I have gambled before and I have drunk before, but no one has ever put a gun to my head and forced me to do either. The venues where I took part in these activities were not to blame, as the decisions I made were entirely mine. Adults should always be allowed to make adult decisions about whether they wish to indulge in such perfectly legal activities or not. Otherwise, where do we draw the line? Do we ban McDonald's and KFC simply because some people eat too much of it?
Adz Carter, Newcastle
Sources you can trust
LAST week Dave McTaggart (Short Takes, 23/10) was asking another contributor for any studies into indigenous or 'traditional' fire practices. A good recent book on this subject would be Victor Steffensen's Fire Country.
The previous week (Short Takes, 15/10), Mr McTaggart was also wondering if Aboriginal "indigenous environmental practices" would be comparable to those he would be familiar with from certain Papua New Guinea natives, (the short answer would be no due to wide differences in climate, topography, geology, and local culture - even within Australia there are differences across different communities and locales). A good reference here would be Bruce Pascoe's Dark Emu. Both these are well written books, with references to reputable sources, and acknowledging their sources and helpers.
Whether or not people like what is written, it is still good source material, unlike some of the unsourced and anonymous trash talk and propaganda that some are posting up these days.
David Laurie, Glendale
PAT Garnet (Letters, 26/10), I'm sure you would be aware that many of the claims made by Mr Pascoe have been disputed.
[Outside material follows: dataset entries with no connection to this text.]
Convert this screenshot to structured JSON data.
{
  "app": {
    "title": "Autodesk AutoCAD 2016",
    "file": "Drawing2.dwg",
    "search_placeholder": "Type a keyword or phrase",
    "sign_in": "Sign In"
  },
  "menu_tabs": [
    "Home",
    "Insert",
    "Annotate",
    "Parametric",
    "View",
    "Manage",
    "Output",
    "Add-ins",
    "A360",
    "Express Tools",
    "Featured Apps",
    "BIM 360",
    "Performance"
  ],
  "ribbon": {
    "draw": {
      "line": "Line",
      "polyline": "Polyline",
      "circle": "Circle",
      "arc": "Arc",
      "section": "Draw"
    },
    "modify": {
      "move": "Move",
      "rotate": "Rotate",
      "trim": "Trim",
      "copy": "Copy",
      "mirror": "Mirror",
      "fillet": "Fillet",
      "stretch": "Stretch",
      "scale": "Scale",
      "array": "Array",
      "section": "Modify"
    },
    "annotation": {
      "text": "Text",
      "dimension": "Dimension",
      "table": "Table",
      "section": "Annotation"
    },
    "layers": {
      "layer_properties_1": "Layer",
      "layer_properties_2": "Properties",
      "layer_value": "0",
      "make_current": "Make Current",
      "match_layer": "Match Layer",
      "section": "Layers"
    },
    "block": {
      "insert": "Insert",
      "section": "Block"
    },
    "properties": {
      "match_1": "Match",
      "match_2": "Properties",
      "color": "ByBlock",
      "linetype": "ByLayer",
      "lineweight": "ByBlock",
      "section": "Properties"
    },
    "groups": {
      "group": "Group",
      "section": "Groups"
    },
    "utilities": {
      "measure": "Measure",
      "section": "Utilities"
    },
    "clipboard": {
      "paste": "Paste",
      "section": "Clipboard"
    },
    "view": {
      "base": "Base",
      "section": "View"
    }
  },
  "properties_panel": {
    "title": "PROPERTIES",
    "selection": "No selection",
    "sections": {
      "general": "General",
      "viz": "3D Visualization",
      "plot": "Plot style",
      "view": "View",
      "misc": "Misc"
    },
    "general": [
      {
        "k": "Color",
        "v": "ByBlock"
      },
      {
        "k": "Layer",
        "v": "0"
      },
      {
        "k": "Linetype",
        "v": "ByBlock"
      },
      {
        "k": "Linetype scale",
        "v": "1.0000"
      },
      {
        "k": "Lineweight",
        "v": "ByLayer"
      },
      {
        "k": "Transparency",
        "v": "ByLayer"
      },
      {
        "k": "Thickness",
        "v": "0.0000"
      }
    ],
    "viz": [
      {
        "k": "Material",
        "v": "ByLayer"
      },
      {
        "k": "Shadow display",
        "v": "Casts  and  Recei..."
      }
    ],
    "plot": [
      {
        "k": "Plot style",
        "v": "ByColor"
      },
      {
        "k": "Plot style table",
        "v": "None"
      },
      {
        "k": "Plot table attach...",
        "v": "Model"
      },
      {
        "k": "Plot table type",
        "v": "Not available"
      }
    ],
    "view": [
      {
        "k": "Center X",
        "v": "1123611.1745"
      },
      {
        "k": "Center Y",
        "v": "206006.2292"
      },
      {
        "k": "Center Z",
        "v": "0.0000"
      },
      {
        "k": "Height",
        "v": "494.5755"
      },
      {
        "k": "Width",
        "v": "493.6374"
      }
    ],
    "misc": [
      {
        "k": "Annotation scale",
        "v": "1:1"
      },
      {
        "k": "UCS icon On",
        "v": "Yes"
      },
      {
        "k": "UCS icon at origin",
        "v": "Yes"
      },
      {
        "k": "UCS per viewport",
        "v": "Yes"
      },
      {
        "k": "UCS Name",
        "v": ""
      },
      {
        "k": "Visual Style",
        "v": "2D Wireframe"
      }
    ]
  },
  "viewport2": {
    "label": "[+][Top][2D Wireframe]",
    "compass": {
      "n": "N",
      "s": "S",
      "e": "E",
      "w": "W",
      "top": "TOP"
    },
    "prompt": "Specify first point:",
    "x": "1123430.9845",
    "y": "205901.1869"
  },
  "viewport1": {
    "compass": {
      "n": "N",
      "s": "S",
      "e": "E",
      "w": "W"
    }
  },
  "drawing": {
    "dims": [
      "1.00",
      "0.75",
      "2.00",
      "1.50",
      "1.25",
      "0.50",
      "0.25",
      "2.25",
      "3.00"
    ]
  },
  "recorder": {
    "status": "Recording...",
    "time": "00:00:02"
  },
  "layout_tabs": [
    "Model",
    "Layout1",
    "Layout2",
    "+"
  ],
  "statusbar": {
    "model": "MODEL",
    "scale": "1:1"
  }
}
The life I've lived has taught me great respect for indigenous cultures, but I refuse to look at them through rose coloured glasses. You are correct to say there is no comparison with Papua New Guinean lifestyle. They have no welfare nor any of the other free services many of us Aussies take for granted.
Dave McTaggart, Edgeworth
I'M not crying wolf when I condemn the attitude and manner in which my brother and father were spoken to by one of the owners of a Hunter cafe on a lazy, rainy Sunday recently when our breakfast order was misunderstood. Dad owned up to the mistake, but her attitude was shocking considering the hospitality industry is trying to find its feet again post COVID. I hope her other half is a more pleasant person.
Bryn Roberts, New Lambton
WE started tennis lessons with Richard Nicholls at Adamstown and then District Park ('Coach 'devastated' at losing tennis centre', Herald 27/10). He and his staff were wonderful and professional. His holiday camps were first class and all the kids enjoyed them immensely. To do this to a long serving tenant is disgraceful. All the best in the future and I'm sure you will find another place to continue your wonderful coaching.
Bruce Cook, Adamstown
I WONDER if the methods used to balance COVID-19 deaths against the economy could be used to reduce road deaths.
George Paris, Rathmines
PETER Devey and Steve Barnett (Short Takes, 23/10): Australian Council of Social Service figures show that one Australian child in every seven comes from a poverty-stricken home. New Zealand's figures show 13 per cent of the population live in poverty. Australia's percentage is similar. We have about a million people unemployed and the level of homelessness and affordable housing is totally unacceptable. Government action is urgently needed.
George Garnsey, Morpeth
NO, Michael Hinchey (Letters, 24/10), the same latitude would not be extended if Gladys Berejiklian were a single man. But I disagree about the "unhinged hysteria" if she were a Labor premier. I suspect the sisterhood then would be even more protective of her. I believe the double standards are more about gender than political affiliation. As Barnaby Joyce said recently, he was given no leave pass on his personal life in the wake of his affair with a staffer, and he also had to resign as deputy PM.
Peter Dolan, Lambton
DOES the HSC represent too great a pressure for high school students?